Nov. 15, 2000 -- It sounds like science fiction, but people who are paralyzed may one day be able to control artificial limbs by essentially willing them to move, and those isolated by motor diseases like muscular sclerosis may be able to move and communicate through thought.
A primate study released Wednesday suggests it is possible, and researchers say human trials could begin in as little as a decade.
Duke University Medical Center scientists implanted electrodes in the brains of two owl monkeys that enabled the animals to use brain signals to control a robot arm. The brain signals were even transmitted over the Internet, remotely controlling a robot arm 600 miles away at the Massachusetts Institute of Technology in Boston. Findings from the studies were reported in the Nov. 16, 2000 issue of Nature.
Researchers say their computerized system could be an important step toward what they call a "brain-machine interface," that would allow paralyzed patients to control prosthetic limbs. Their research could also provide a clearer understanding of how the brain works.

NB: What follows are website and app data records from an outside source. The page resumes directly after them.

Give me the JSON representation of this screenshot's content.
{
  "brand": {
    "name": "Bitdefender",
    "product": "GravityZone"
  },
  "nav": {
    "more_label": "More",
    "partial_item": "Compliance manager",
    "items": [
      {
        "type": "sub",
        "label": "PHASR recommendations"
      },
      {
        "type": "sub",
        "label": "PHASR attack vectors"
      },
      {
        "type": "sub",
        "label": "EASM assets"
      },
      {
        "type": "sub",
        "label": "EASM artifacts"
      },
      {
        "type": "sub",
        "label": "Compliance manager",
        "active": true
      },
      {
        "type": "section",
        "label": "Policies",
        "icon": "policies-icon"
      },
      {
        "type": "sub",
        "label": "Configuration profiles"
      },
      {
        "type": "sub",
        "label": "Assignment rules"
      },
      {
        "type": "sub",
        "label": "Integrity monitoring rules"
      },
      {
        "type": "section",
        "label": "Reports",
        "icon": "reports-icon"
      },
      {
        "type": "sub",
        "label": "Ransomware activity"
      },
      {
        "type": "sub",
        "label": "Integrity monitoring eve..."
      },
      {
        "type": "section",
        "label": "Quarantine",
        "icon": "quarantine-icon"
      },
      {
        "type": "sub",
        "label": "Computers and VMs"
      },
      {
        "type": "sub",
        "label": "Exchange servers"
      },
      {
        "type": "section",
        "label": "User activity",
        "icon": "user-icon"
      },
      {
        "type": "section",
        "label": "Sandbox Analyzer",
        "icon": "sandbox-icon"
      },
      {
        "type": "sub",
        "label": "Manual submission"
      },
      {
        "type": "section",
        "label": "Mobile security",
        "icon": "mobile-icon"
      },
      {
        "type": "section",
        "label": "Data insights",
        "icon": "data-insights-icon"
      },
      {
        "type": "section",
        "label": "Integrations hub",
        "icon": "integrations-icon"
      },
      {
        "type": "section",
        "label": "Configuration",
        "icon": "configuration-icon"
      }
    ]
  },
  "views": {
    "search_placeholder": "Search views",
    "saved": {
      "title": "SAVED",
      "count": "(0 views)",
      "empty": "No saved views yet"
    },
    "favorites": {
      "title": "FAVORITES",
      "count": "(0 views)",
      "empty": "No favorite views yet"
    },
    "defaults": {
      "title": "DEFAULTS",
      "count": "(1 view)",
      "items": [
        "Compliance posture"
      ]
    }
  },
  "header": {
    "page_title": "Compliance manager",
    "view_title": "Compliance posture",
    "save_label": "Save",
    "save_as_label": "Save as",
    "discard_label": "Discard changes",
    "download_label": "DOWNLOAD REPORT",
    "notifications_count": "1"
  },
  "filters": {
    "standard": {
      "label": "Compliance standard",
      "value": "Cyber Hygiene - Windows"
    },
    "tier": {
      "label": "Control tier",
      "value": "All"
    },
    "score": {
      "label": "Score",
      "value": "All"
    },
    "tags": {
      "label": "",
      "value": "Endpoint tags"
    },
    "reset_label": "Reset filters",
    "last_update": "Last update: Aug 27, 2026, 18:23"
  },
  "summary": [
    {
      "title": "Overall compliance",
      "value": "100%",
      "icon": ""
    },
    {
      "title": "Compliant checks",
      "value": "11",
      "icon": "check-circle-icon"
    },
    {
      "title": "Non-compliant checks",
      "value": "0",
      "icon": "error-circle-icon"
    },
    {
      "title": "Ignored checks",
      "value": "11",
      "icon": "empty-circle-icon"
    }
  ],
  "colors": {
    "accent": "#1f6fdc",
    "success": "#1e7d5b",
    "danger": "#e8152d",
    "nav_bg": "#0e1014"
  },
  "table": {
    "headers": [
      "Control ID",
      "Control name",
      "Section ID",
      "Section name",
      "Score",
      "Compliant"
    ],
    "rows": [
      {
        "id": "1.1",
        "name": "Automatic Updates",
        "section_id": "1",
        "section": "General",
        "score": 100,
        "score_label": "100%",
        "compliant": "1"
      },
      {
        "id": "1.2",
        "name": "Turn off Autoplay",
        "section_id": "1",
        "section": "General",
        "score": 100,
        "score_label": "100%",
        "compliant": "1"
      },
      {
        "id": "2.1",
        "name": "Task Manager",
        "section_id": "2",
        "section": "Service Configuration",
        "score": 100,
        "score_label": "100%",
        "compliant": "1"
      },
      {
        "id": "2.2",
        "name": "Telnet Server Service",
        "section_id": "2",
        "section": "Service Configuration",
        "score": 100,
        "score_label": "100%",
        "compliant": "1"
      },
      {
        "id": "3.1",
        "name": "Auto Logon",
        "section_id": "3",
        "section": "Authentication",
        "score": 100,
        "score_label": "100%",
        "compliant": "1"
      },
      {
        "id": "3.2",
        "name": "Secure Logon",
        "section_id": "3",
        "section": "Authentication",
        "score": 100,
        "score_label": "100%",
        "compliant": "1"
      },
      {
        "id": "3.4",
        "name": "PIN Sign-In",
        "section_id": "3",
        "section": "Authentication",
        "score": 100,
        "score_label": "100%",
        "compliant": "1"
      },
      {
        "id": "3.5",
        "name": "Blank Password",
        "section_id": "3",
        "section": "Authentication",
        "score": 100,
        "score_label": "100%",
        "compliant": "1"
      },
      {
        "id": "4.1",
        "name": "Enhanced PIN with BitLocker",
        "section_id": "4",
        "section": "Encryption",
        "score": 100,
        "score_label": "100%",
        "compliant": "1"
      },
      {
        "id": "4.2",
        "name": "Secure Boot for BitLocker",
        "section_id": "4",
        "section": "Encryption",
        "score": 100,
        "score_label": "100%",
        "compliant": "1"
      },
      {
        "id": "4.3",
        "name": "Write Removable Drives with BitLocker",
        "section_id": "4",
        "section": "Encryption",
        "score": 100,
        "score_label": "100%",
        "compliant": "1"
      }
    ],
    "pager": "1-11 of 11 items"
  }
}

"The goal of using signals from the brain to drive artificial limbs has been studied for 30 years," Sandro Mussa-Ivaldi, PhD, of Northwestern University in Evanston, Ill. tells WebMD. "Technologically, this is a significant advance, but there is still a long way to go." Mussa-Ivaldi was not involved with the study, but wrote an editorial accompanying it.
"[The study] provides a simple solution to the problem of extracting movement information from neural signals detected by microelectrodes implanted in different regions of the [brain] of living owl monkeys," Mussa-Ivaldi writes.
Neurons are the billions of nerve cells that transmit electrical impulses throughout the nervous system, allowing a person to do everything from scratching an itch to conducting a symphony.
"There are up to 10 billion neurons in the brain," MIT researcher Mandayam Srinivasan, PhD tells WebMD. "When you perform a simple action like moving your arm, literally thousands if not millions of neurons are involved. What we have done in this study is sampled about 100 of those neurons. That doesn't sound like much, but it is a big step compared to what we were able to do just a few years ago."
The technique developed by the Duke researchers allowed large numbers of single neurons to be recorded separately, then the information was combined using a computer. The researchers implanted as many as 96 electrodes, each smaller than the diameter of a human hair, into five regions of the monkeys' brains including the motor cortex, which controls body movement. They then recorded the output of these electrodes as the animals were taught tasks, such as reaching for small pieces of food.
The extensive signaling data generated during many repetitions of these tasks were then fed into a computer designed to analyze the brain signals, in an effort to predict the trajectory, or path, of the monkey's hand. The researchers devised mathematical methods to predict hand movements in real-time as the monkeys learned different hand movements.
Once the researchers determined that the computer analysis could reliably predict hand trajectory from brain signal patterns, they used the brain signals from the monkeys as processed by the computer to allow the animals to control a robot arm.
"The basic science question we are asking is, how is it that from an electrical pattern of activity we obtain a particular behavior or a particular sensation?'' Duke researcher Miguel Nicolelis, MD, PhD, tells WebMD. "We are beginning to learn the answer to this question, but it is a slow process. My most optimistic prediction is that we could see human trials within the next 10 years."
Nicolelis says the Duke team plans to spend the next five years conducting further primate studies, designed to investigate how the brain processes information. ""Eventually," he says, "we should be able to establish a reciprocal interaction whereby the brain controls the movements of the robot, and the robot sends information to tell the brain what it is doing."